Multi-repos KISS

I have never worked in a monorepo professionally.

One project, multiple repositories, multiple build pipelines, multiple artifacts, multiple deployment jobs, for one system, always.

Frontend vs backend splits, microservices, code vs infrastructure, "this is just a spike"... there always seems to be a "reason" to somebody why this is a good idea. "We want to be able to release components separately" is inevitably followed by "But our release testing doesn't work and so we have a CAB meeting with 7 days notice. In reality we only ever release everything at once, maybe each month.".

Multiple development pipelines are set up, one for each repository, some with subtle dependencies on another. An easy solution is found - just using the latest merged build from the other repository. Two hours later a developer struggles to test and merge a change which requires changes in both branches. This is fine because automated pull request build validation is far beyond the horizon - the development lead eyes the diffs and merges anyway.

Wikipedia's page on Monorepos provides a non-exhaustive list of Limitations and disadvantages, but not once have I heard one of those items given as a reason when abandoning the monorepo, nor heard a reason I felt should be added to it. I would love to see others contribute valid reasons to it. Looking at what's currently there more closely:

  1. Loss of version information (Semantic versioning breaks when using the same build number across the project)
    • Semantic versioning is another of those things I rarely see employed in a professional setting in the first place...
  2. Lack of per-project access control
    • I would argue that this is no longer a loss, but is solved in modern collaboration tools with branch policies preventing merges without specific approvals and/or build validation. Build validation can easily enforce different policies per-path. Some collaboration tools such as Azure DevOps then provide first party path filters on branch policies.

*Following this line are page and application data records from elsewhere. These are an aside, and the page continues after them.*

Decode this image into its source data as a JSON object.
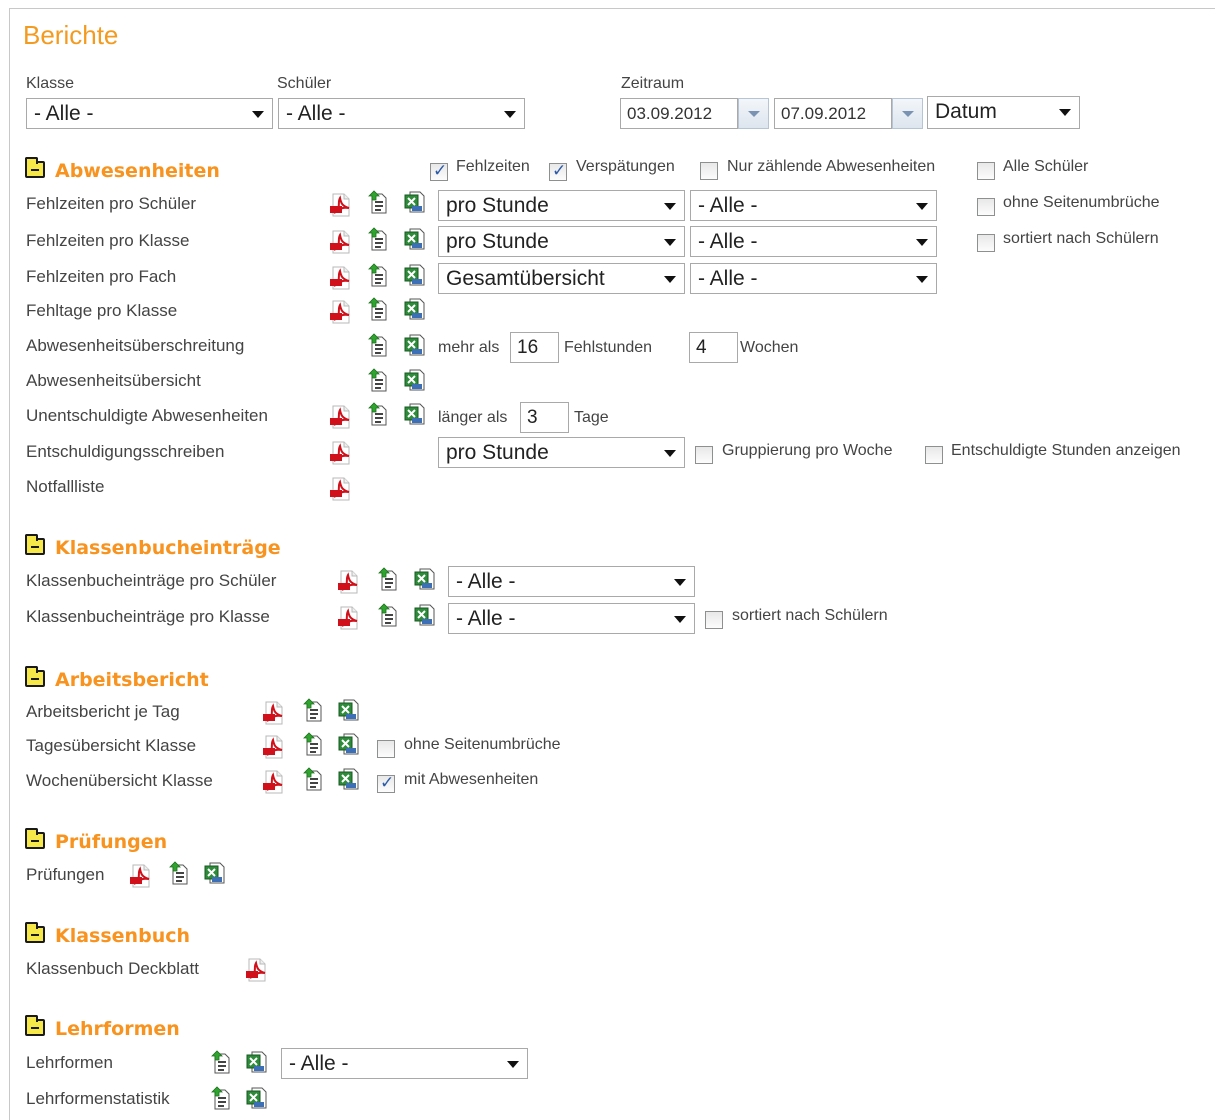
{
  "page": {
    "title": "Berichte"
  },
  "filters": {
    "klasse_label": "Klasse",
    "klasse_value": "- Alle -",
    "schueler_label": "Schüler",
    "schueler_value": "- Alle -",
    "zeitraum_label": "Zeitraum",
    "date_from": "03.09.2012",
    "date_to": "07.09.2012",
    "date_mode": "Datum"
  },
  "abwesenheiten": {
    "title": "Abwesenheiten",
    "opt_fehlzeiten": "Fehlzeiten",
    "opt_verspaetungen": "Verspätungen",
    "opt_nur_zaehlende": "Nur zählende Abwesenheiten",
    "opt_alle_schueler": "Alle Schüler",
    "rows": [
      {
        "label": "Fehlzeiten pro Schüler",
        "sel1": "pro Stunde",
        "sel2": "- Alle -",
        "extra": "ohne Seitenumbrüche"
      },
      {
        "label": "Fehlzeiten pro Klasse",
        "sel1": "pro Stunde",
        "sel2": "- Alle -",
        "extra": "sortiert nach Schülern"
      },
      {
        "label": "Fehlzeiten pro Fach",
        "sel1": "Gesamtübersicht",
        "sel2": "- Alle -"
      },
      {
        "label": "Fehltage pro Klasse"
      },
      {
        "label": "Abwesenheitsüberschreitung",
        "pre": "mehr als",
        "val1": "16",
        "mid": "Fehlstunden",
        "val2": "4",
        "post": "Wochen"
      },
      {
        "label": "Abwesenheitsübersicht"
      },
      {
        "label": "Unentschuldigte Abwesenheiten",
        "pre": "länger als",
        "val1": "3",
        "post": "Tage"
      },
      {
        "label": "Entschuldigungsschreiben",
        "sel1": "pro Stunde",
        "opt1": "Gruppierung pro Woche",
        "opt2": "Entschuldigte Stunden anzeigen"
      },
      {
        "label": "Notfallliste"
      }
    ]
  },
  "klassenbuch_eintraege": {
    "title": "Klassenbucheinträge",
    "rows": [
      {
        "label": "Klassenbucheinträge pro Schüler",
        "sel": "- Alle -"
      },
      {
        "label": "Klassenbucheinträge pro Klasse",
        "sel": "- Alle -",
        "extra": "sortiert nach Schülern"
      }
    ]
  },
  "arbeitsbericht": {
    "title": "Arbeitsbericht",
    "rows": [
      {
        "label": "Arbeitsbericht je Tag"
      },
      {
        "label": "Tagesübersicht Klasse",
        "extra": "ohne Seitenumbrüche"
      },
      {
        "label": "Wochenübersicht Klasse",
        "extra": "mit Abwesenheiten"
      }
    ]
  },
  "pruefungen": {
    "title": "Prüfungen",
    "row_label": "Prüfungen"
  },
  "klassenbuch": {
    "title": "Klassenbuch",
    "row_label": "Klassenbuch Deckblatt"
  },
  "lehrformen": {
    "title": "Lehrformen",
    "row1_label": "Lehrformen",
    "row1_sel": "- Alle -",
    "row2_label": "Lehrformenstatistik"
  },
  "icons": {
    "pdf": "pdf-icon",
    "html": "html-export-icon",
    "excel": "excel-icon"
  },
  "colors": {
    "accent": "#f39b20",
    "section": "#f7931e",
    "checkmark": "#2b5aa8"
  }
}
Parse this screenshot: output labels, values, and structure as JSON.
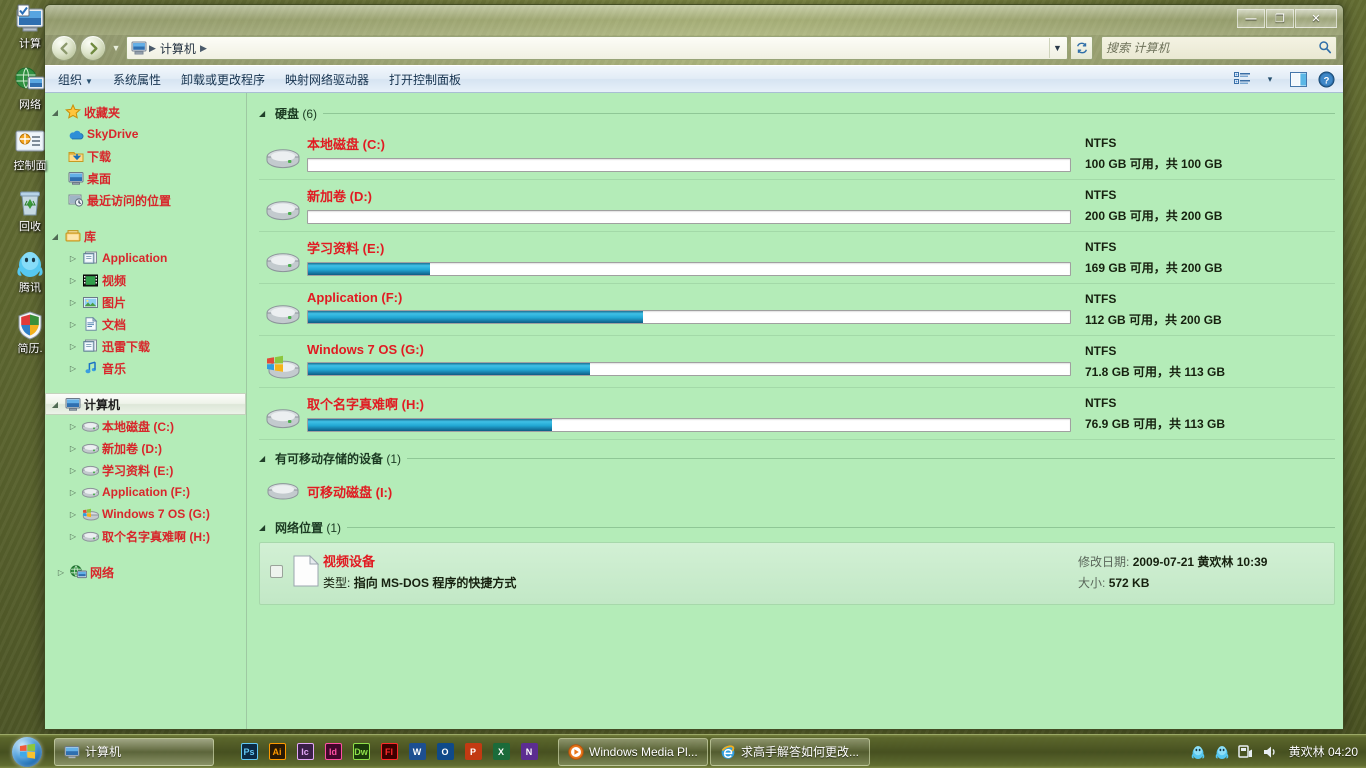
{
  "desktop": {
    "icons": [
      {
        "label": "计算",
        "icon": "computer-icon"
      },
      {
        "label": "网络",
        "icon": "network-icon"
      },
      {
        "label": "控制面",
        "icon": "control-panel-icon"
      },
      {
        "label": "回收",
        "icon": "recycle-bin-icon"
      },
      {
        "label": "腾讯",
        "icon": "qq-icon"
      },
      {
        "label": "简历.",
        "icon": "shield-file-icon"
      }
    ]
  },
  "window": {
    "buttons": {
      "minimize": "—",
      "maximize": "❐",
      "close": "✕"
    }
  },
  "address": {
    "back_icon": "back-arrow-icon",
    "forward_icon": "forward-arrow-icon",
    "history_icon": "chevron-down-icon",
    "crumbs": [
      "计算机"
    ],
    "dropdown_icon": "chevron-down-icon",
    "refresh_icon": "refresh-icon"
  },
  "search": {
    "placeholder": "搜索 计算机",
    "value": "",
    "icon": "search-icon"
  },
  "command_bar": {
    "organize": "组织",
    "items": [
      "系统属性",
      "卸载或更改程序",
      "映射网络驱动器",
      "打开控制面板"
    ],
    "view_icon": "view-list-icon",
    "view_caret": "▾",
    "preview_icon": "preview-pane-icon",
    "help_icon": "help-icon"
  },
  "nav_pane": {
    "favorites": {
      "label": "收藏夹",
      "icon": "star-icon",
      "items": [
        {
          "label": "SkyDrive",
          "icon": "skydrive-icon"
        },
        {
          "label": "下载",
          "icon": "downloads-icon"
        },
        {
          "label": "桌面",
          "icon": "desktop-icon"
        },
        {
          "label": "最近访问的位置",
          "icon": "recent-places-icon"
        }
      ]
    },
    "libraries": {
      "label": "库",
      "icon": "library-icon",
      "items": [
        {
          "label": "Application",
          "icon": "library-generic-icon"
        },
        {
          "label": "视频",
          "icon": "video-icon"
        },
        {
          "label": "图片",
          "icon": "pictures-icon"
        },
        {
          "label": "文档",
          "icon": "documents-icon"
        },
        {
          "label": "迅雷下载",
          "icon": "library-generic-icon"
        },
        {
          "label": "音乐",
          "icon": "music-icon"
        }
      ]
    },
    "computer": {
      "label": "计算机",
      "icon": "computer-icon",
      "items": [
        {
          "label": "本地磁盘 (C:)",
          "icon": "drive-icon"
        },
        {
          "label": "新加卷 (D:)",
          "icon": "drive-icon"
        },
        {
          "label": "学习资料 (E:)",
          "icon": "drive-icon"
        },
        {
          "label": "Application (F:)",
          "icon": "drive-icon"
        },
        {
          "label": "Windows 7 OS (G:)",
          "icon": "windows-drive-icon"
        },
        {
          "label": "取个名字真难啊 (H:)",
          "icon": "drive-icon"
        }
      ]
    },
    "network": {
      "label": "网络",
      "icon": "network-icon"
    }
  },
  "content": {
    "hard_disks": {
      "title": "硬盘",
      "count": "(6)",
      "drives": [
        {
          "name": "本地磁盘 (C:)",
          "fs": "NTFS",
          "capacity": "100 GB 可用，共 100 GB",
          "used_percent": 0,
          "icon": "drive-icon"
        },
        {
          "name": "新加卷 (D:)",
          "fs": "NTFS",
          "capacity": "200 GB 可用，共 200 GB",
          "used_percent": 0,
          "icon": "drive-icon"
        },
        {
          "name": "学习资料 (E:)",
          "fs": "NTFS",
          "capacity": "169 GB 可用，共 200 GB",
          "used_percent": 16,
          "icon": "drive-icon"
        },
        {
          "name": "Application (F:)",
          "fs": "NTFS",
          "capacity": "112 GB 可用，共 200 GB",
          "used_percent": 44,
          "icon": "drive-icon"
        },
        {
          "name": "Windows 7 OS (G:)",
          "fs": "NTFS",
          "capacity": "71.8 GB 可用，共 113 GB",
          "used_percent": 37,
          "icon": "windows-drive-icon"
        },
        {
          "name": "取个名字真难啊 (H:)",
          "fs": "NTFS",
          "capacity": "76.9 GB 可用，共 113 GB",
          "used_percent": 32,
          "icon": "drive-icon"
        }
      ]
    },
    "removable": {
      "title": "有可移动存储的设备",
      "count": "(1)",
      "items": [
        {
          "name": "可移动磁盘 (I:)",
          "icon": "removable-drive-icon"
        }
      ]
    },
    "network_locations": {
      "title": "网络位置",
      "count": "(1)",
      "items": [
        {
          "name": "视频设备",
          "type_label": "类型:",
          "type_value": "指向 MS-DOS 程序的快捷方式",
          "modified_label": "修改日期:",
          "modified_value": "2009-07-21 黄欢林 10:39",
          "size_label": "大小:",
          "size_value": "572 KB",
          "icon": "file-icon"
        }
      ]
    }
  },
  "taskbar": {
    "start_icon": "windows-start-orb",
    "active_task": {
      "label": "计算机",
      "icon": "computer-icon"
    },
    "quick_launch": [
      {
        "label": "Ps",
        "color": "#2b5d8c",
        "text": "#6fc5f5"
      },
      {
        "label": "Ai",
        "color": "#3a2a10",
        "text": "#ff9a00"
      },
      {
        "label": "Ic",
        "color": "#5b2b6b",
        "text": "#e0a6f5"
      },
      {
        "label": "Id",
        "color": "#4b0a33",
        "text": "#ff4fa3"
      },
      {
        "label": "Dw",
        "color": "#1d3d0d",
        "text": "#8fe04a"
      },
      {
        "label": "Fl",
        "color": "#3d0000",
        "text": "#ff2a2a"
      },
      {
        "label": "W",
        "color": "#1d4f91",
        "text": "#ffffff"
      },
      {
        "label": "O",
        "color": "#0f4a8a",
        "text": "#ffffff"
      },
      {
        "label": "P",
        "color": "#c23a12",
        "text": "#ffffff"
      },
      {
        "label": "X",
        "color": "#1b6b3a",
        "text": "#ffffff"
      },
      {
        "label": "N",
        "color": "#5c2d91",
        "text": "#ffffff"
      }
    ],
    "tasks": [
      {
        "label": "Windows Media Pl...",
        "icon": "wmp-icon"
      },
      {
        "label": "求高手解答如何更改...",
        "icon": "ie-icon"
      }
    ],
    "tray": [
      {
        "icon": "qq-tray-icon"
      },
      {
        "icon": "qq-tray-icon-2"
      },
      {
        "icon": "action-center-icon"
      },
      {
        "icon": "volume-icon"
      }
    ],
    "clock": "黄欢林 04:20"
  },
  "colors": {
    "content_bg": "#b4ecb8",
    "drive_name": "#e11b22",
    "group_title": "#1b3a22",
    "meter_fill": "#22a8d4"
  }
}
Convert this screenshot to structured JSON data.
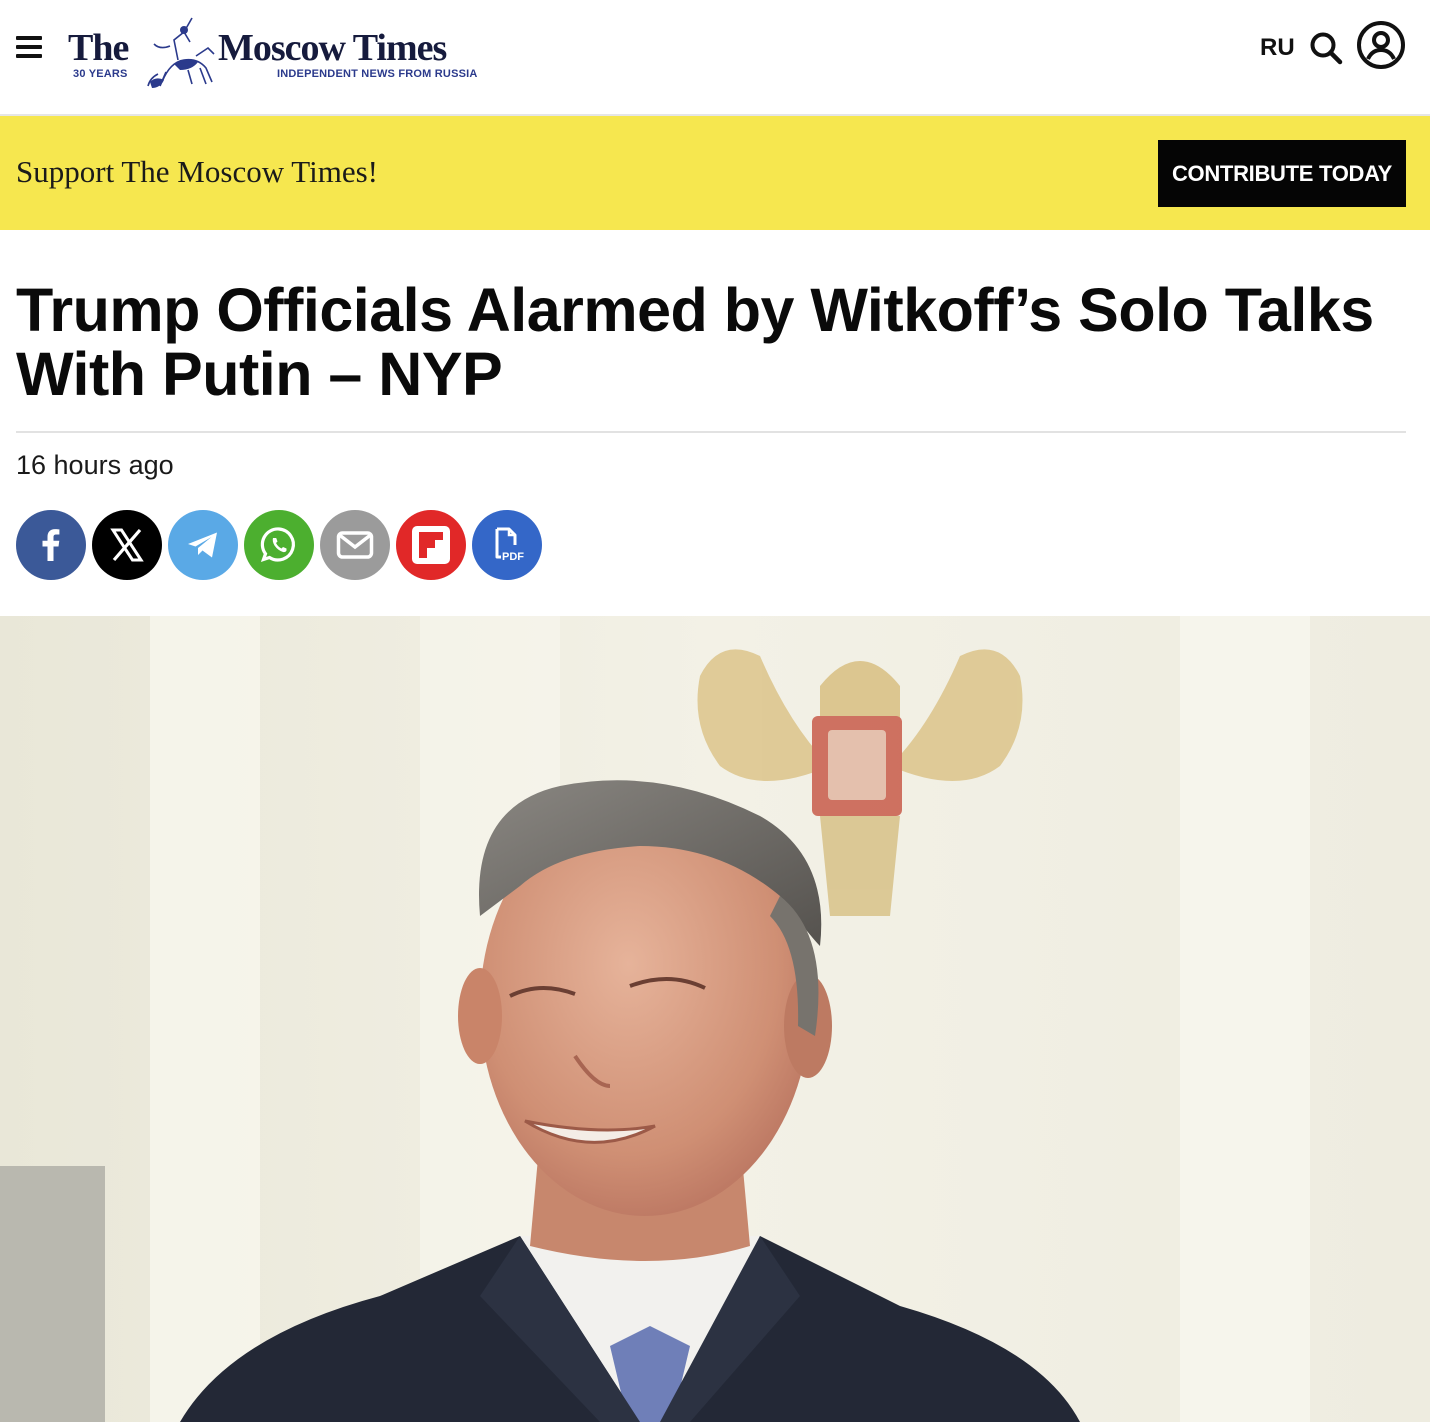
{
  "header": {
    "menu_icon": "hamburger-menu-icon",
    "logo": {
      "the": "The",
      "name": "Moscow Times",
      "years": "30 YEARS",
      "tagline": "INDEPENDENT NEWS FROM RUSSIA",
      "emblem_icon": "st-george-emblem-icon"
    },
    "language": "RU",
    "search_icon": "search-icon",
    "account_icon": "user-circle-icon"
  },
  "support_banner": {
    "text": "Support The Moscow Times!",
    "button_label": "CONTRIBUTE TODAY",
    "background": "#f6e74f"
  },
  "article": {
    "headline": "Trump Officials Alarmed by Witkoff’s Solo Talks With Putin – NYP",
    "published": "16 hours ago",
    "share_buttons": [
      {
        "name": "facebook",
        "icon": "facebook-icon",
        "color": "#3b5998"
      },
      {
        "name": "x",
        "icon": "x-icon",
        "color": "#000000"
      },
      {
        "name": "telegram",
        "icon": "telegram-icon",
        "color": "#5aa9e6"
      },
      {
        "name": "whatsapp",
        "icon": "whatsapp-icon",
        "color": "#4caf2f"
      },
      {
        "name": "email",
        "icon": "email-icon",
        "color": "#9b9b9b"
      },
      {
        "name": "flipboard",
        "icon": "flipboard-icon",
        "color": "#e12828"
      },
      {
        "name": "pdf",
        "icon": "pdf-icon",
        "color": "#3467c8",
        "label": "PDF"
      }
    ],
    "hero_image": {
      "subject": "man-in-suit-photo"
    }
  }
}
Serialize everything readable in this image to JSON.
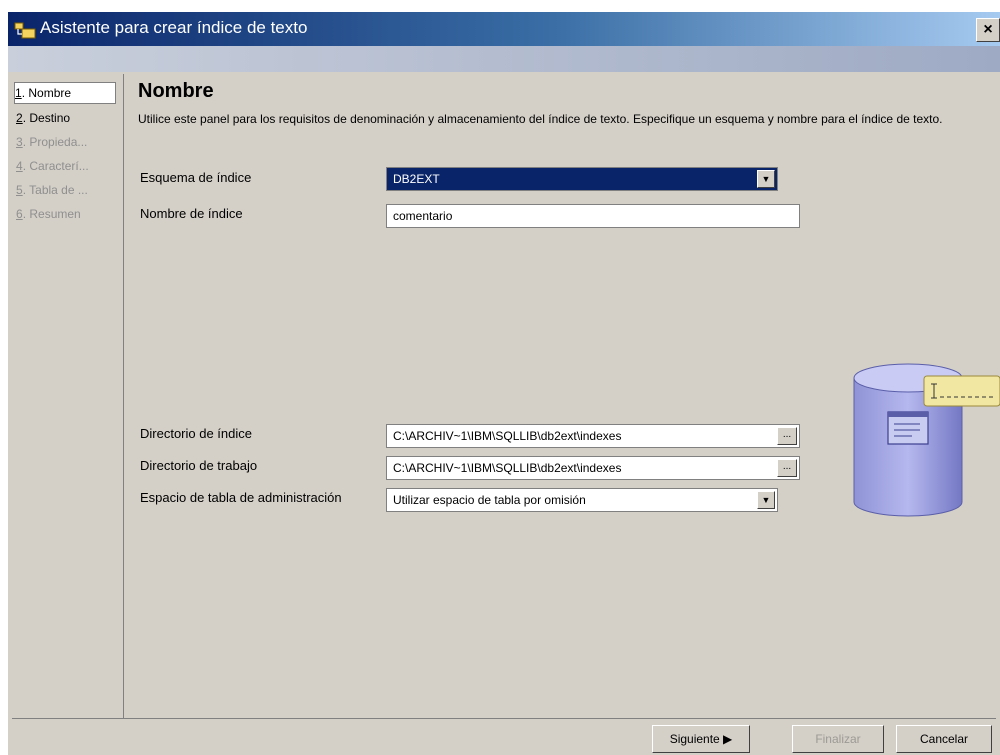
{
  "window": {
    "title": "Asistente para crear índice de texto",
    "close_label": "×"
  },
  "steps": [
    {
      "label": "1. Nombre",
      "num": "1",
      "rest": ". Nombre",
      "state": "selected"
    },
    {
      "label": "2. Destino",
      "num": "2",
      "rest": ". Destino",
      "state": "active"
    },
    {
      "label": "3. Propieda...",
      "num": "3",
      "rest": ". Propieda...",
      "state": "disabled"
    },
    {
      "label": "4. Caracterí...",
      "num": "4",
      "rest": ". Caracterí...",
      "state": "disabled"
    },
    {
      "label": "5. Tabla de ...",
      "num": "5",
      "rest": ". Tabla de ...",
      "state": "disabled"
    },
    {
      "label": "6. Resumen",
      "num": "6",
      "rest": ". Resumen",
      "state": "disabled"
    }
  ],
  "panel": {
    "title": "Nombre",
    "description": "Utilice este panel para los requisitos de denominación y almacenamiento del índice de texto. Especifique un esquema y nombre para el índice de texto."
  },
  "form": {
    "schema_label": "Esquema de índice",
    "schema_value": "DB2EXT",
    "name_label": "Nombre de índice",
    "name_value": "comentario",
    "index_dir_label": "Directorio de índice",
    "index_dir_value": "C:\\ARCHIV~1\\IBM\\SQLLIB\\db2ext\\indexes",
    "work_dir_label": "Directorio de trabajo",
    "work_dir_value": "C:\\ARCHIV~1\\IBM\\SQLLIB\\db2ext\\indexes",
    "tablespace_label": "Espacio de tabla de administración",
    "tablespace_value": "Utilizar espacio de tabla por omisión",
    "browse_label": "..."
  },
  "buttons": {
    "next_label": "Siguiente ▶",
    "finish_label": "Finalizar",
    "cancel_label": "Cancelar"
  },
  "colors": {
    "title_gradient_start": "#0a246a",
    "selection": "#0a246a",
    "face": "#d4d0c8"
  }
}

"Atomic Commits" is probably the item on the Advantages list that I feel is most often ignored. I see organisations inevitably reinvent processes, procedure & bureaucracy on top of the development process to regain the atomicity still desired. Inevitably, this devolves into a manual process, an engineer down the line having to eye up versions when deploying. Mistakes happen.

I argue multirepos are almost always a class of premature optimisation which isn't called out or documented well enough. I'm no authority on Dev: structure your code as you want, microservice if you think it's the only way to manage your complexity. 6 engineers and 20 microservices? Sure, you're the expert, good luck!

But to Ops Engineers, I say play tough and demand to make your team's lives easier: argue the case for a monorepo.

Multi-repos aren't necessarily bad, you just don't need them yet.